4 March 2022
The new book Disruptiver 3D-Druck (“Disruptive 3D Printing”), which is scheduled to be published this summer by Hanser Verlag, deals with how AM is shaking up some of the world’s value chains. Authors Ralf Vanderhofstadt, head of the Center of Competence 3D Printing at Daimler Truck and a lecturer on the subject of AM, and Dr. Marcus Disselkamp, a university professor, specialized author, and business coach, explore subjects like toxic business models and new business opportunities while also covering the technical aspects of 3D Printing a wide variety of materials. Among other contributors, our own Sascha Wenzler (Vice President of Mesago Messe Frankfurt GmbH) offers insights into the current developments and what the future might have in store for this exciting technology. We recently had the chance to talk with Ralf Anderhofstadt about the new book.
The announcement of your new book refers to the many new business models in this field – some of them toxic. Could you give us some specific examples?

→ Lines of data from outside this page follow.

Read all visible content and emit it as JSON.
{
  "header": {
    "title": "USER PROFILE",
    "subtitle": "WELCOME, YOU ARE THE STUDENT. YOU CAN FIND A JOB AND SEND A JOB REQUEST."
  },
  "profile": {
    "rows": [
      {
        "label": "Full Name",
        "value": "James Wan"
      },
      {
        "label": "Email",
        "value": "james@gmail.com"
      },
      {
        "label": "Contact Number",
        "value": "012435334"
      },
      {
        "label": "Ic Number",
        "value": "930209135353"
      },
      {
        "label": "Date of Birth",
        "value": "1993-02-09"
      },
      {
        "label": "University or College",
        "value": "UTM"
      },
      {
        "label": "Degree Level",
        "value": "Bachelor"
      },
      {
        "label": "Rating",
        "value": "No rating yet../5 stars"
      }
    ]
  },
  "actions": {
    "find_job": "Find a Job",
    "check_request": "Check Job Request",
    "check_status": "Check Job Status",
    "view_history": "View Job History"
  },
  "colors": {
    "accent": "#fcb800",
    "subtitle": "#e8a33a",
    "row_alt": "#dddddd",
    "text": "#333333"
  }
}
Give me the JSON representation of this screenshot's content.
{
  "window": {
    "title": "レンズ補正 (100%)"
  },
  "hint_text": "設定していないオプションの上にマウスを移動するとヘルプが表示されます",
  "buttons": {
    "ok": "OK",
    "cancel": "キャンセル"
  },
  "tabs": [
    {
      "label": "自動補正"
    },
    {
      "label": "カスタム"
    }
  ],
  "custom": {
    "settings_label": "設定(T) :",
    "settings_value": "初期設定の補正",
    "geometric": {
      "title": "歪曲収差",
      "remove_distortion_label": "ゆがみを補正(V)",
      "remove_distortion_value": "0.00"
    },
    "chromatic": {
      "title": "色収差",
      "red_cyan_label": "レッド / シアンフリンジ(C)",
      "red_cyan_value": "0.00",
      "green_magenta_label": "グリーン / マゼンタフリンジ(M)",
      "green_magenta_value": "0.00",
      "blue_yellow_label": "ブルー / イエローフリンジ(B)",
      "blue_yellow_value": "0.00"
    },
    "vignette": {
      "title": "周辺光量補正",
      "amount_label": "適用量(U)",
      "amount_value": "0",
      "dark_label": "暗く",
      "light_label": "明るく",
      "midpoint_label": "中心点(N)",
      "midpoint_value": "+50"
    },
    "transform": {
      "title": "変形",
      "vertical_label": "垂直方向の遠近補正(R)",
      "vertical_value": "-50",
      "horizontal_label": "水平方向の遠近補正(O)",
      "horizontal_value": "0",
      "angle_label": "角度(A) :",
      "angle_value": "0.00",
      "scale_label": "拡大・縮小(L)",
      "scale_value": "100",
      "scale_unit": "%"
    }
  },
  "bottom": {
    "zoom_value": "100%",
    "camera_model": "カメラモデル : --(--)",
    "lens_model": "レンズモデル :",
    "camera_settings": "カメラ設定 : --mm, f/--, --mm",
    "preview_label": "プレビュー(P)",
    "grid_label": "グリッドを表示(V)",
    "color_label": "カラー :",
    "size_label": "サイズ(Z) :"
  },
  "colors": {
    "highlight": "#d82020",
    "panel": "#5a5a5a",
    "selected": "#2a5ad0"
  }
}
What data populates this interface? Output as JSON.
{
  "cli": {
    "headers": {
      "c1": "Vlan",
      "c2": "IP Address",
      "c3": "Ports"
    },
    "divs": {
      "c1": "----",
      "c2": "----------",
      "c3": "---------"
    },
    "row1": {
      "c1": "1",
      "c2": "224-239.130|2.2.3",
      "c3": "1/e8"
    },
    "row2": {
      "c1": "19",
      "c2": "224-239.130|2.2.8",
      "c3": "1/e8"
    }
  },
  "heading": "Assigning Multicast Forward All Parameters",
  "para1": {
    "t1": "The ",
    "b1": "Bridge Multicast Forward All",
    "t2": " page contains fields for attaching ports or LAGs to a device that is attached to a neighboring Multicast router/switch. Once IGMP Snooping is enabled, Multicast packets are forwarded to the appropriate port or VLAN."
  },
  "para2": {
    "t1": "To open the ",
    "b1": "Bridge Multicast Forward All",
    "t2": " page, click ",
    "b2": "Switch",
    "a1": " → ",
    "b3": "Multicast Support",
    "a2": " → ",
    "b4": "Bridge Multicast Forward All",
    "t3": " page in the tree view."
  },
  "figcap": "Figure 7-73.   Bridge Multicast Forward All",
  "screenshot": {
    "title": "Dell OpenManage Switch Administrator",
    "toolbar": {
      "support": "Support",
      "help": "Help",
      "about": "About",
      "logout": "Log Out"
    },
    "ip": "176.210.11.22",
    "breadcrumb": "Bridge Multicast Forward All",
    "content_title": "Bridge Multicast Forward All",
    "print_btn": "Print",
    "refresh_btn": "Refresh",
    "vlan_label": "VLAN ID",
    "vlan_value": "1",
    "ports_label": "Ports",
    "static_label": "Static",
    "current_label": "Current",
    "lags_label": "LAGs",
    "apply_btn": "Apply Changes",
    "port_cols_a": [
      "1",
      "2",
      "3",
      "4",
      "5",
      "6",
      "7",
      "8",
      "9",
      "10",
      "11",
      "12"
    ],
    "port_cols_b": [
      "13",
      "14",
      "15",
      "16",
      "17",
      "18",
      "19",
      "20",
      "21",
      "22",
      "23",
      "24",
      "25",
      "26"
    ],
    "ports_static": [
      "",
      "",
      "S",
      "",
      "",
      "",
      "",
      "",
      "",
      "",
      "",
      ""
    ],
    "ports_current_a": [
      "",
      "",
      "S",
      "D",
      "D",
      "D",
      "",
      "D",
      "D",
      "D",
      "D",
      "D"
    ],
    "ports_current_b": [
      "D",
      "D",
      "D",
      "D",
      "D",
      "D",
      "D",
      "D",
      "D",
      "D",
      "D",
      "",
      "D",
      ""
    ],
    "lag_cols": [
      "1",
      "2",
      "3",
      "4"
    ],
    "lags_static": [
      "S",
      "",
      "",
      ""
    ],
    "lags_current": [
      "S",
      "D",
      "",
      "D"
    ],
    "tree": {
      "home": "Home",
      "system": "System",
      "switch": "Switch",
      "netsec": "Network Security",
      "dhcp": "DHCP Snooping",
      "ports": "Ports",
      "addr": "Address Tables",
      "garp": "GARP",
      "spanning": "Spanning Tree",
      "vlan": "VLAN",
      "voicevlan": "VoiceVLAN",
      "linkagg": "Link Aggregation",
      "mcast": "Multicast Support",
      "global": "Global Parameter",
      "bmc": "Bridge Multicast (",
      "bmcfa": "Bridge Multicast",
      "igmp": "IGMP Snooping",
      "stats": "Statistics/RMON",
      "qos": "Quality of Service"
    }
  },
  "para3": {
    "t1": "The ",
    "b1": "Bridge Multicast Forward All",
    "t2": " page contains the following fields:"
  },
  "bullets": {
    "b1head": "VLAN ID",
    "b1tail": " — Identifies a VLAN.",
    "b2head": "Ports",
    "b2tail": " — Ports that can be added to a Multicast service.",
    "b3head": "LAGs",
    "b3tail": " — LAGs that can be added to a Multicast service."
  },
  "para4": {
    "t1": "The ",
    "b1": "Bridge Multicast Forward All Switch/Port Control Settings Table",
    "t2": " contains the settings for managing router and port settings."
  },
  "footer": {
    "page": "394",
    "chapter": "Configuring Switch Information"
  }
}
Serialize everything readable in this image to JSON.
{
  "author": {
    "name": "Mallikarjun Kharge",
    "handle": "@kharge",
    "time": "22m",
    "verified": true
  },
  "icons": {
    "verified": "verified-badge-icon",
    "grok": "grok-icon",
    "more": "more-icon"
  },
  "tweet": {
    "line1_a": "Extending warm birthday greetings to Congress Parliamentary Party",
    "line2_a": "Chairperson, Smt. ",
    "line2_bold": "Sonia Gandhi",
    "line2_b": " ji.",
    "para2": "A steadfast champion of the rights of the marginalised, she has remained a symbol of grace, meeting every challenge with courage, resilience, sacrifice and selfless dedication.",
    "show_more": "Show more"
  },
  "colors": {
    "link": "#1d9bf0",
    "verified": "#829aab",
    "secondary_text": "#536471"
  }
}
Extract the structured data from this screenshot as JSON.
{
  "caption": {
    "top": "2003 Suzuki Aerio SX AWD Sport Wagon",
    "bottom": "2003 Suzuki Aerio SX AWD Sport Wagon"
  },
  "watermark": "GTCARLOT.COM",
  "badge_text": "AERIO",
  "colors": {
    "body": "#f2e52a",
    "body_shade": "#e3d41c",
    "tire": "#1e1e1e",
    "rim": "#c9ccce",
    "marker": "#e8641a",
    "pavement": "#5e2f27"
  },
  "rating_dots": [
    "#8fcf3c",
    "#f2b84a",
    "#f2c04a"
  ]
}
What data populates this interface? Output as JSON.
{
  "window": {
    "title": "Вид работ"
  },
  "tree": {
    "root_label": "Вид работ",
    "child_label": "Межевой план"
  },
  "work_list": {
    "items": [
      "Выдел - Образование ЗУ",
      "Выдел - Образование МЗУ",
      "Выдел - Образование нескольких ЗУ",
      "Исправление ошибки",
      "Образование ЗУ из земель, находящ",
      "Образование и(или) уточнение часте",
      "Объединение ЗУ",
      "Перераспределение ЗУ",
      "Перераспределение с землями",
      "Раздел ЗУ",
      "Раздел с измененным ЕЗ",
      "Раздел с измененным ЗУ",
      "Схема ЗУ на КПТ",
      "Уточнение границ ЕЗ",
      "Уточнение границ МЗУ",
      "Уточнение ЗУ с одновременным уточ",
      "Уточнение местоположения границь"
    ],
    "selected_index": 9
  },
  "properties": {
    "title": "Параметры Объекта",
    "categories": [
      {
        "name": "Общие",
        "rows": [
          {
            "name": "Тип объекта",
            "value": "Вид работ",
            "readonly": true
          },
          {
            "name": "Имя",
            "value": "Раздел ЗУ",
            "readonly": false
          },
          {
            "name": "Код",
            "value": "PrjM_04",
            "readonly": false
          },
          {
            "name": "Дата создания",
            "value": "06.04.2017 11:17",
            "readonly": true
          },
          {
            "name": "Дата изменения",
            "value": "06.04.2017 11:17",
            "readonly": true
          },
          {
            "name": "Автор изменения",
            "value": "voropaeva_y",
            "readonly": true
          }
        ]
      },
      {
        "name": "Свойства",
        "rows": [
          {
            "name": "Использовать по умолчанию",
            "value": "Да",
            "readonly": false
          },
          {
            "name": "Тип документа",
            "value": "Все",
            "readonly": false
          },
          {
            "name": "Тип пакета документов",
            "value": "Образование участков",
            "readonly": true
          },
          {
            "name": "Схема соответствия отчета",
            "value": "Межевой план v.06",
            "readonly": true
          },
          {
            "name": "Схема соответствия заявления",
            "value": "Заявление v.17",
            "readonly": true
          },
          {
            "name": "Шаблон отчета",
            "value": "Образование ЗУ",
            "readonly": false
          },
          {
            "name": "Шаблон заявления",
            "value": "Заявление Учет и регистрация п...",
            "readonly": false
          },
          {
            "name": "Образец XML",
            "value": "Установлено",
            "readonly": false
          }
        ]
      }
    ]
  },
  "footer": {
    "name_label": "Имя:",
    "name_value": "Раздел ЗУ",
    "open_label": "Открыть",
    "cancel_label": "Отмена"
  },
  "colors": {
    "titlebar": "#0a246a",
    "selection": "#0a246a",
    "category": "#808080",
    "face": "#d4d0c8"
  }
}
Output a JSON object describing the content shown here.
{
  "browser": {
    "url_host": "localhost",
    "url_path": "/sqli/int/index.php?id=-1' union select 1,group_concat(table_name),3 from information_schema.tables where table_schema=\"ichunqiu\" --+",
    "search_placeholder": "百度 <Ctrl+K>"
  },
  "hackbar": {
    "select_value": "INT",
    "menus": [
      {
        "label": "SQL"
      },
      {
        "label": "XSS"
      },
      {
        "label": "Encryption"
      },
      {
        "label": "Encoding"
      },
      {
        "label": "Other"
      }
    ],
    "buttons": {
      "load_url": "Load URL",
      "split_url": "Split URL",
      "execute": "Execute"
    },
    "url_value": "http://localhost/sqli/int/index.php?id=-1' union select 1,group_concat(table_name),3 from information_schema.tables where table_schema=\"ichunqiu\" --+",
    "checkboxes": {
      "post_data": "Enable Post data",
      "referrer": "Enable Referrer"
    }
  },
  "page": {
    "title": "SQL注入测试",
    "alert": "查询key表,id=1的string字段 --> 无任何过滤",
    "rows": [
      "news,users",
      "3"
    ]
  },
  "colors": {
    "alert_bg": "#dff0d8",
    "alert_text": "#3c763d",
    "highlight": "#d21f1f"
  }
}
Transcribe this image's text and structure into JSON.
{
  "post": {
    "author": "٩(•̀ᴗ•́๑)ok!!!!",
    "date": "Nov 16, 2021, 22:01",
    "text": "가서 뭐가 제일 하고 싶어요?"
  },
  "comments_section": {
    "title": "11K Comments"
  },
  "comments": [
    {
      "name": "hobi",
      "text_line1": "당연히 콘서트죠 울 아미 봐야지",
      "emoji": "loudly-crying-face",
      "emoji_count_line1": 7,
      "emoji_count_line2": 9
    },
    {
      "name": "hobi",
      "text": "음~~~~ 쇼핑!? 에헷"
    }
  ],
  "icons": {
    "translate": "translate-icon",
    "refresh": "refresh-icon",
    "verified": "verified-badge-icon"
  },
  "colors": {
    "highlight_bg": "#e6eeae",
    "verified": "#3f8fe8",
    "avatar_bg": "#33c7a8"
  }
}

A lot of bank-related and financing transactions can be considered toxic in cases where innovations aren’t leveraged in time to create value that rewards customers for these transactions. 3D printing results in toxic business models like these, as well. Take warehousing, for instance: In areas where decentralized production and the creator economy continue to gain ground, we’re only going to need storage services for the raw materials required for Additive Manufacturing – not for finished products. There’s probably going to be a significant decline in the amount of goods being warehoused – and, for that matter, transported – because instead of physical products, data on how to make them will be sent around the world and stored temporarily. That doesn’t mean “game over” for all the logistics companies out there, though. Toxic business models are those that don’t change with the times to offer new value to other business partners in the various new roles they’re playing.
And what kinds of business models are going to present new opportunities?
Well, let’s stick with the topic of the creator economy. In our understanding of the term, the users and customers typically targeted by companies don’t just provide their own ideas for new products and services; they create and sell these things themselves. When consumers become the manufacturers (or even developers) of products, it gives rise to unprecedented opportunities and roles for their respective companies.
The wide-ranging prospects offered by 3D Printing have been an exciting topic for years. Why are you publishing this book now, and why is it important at the current moment?
Industrial 3D Printing has made significant strides in recent years, and it’s already being used in serial production in some sectors. This is resulting in more and more intriguing business models across the individual industries in play. At the same time, however, Additive Manufacturing is still only viewed through the lens of prototyping, and there’s a strong focus on construction design. As interesting as the facets and possibilities in this area are, we need to perceive the potential of 3D Printing in its entirety, meaning all along the value chain. And there’s no time like the present!
And finally, who is this book geared toward?
It’s meant for managers and decision-makers at service providers, logistics companies, and industrial firms, as well as for professors and students of economics, law, IT, and business administration.
- Additive Manufacturing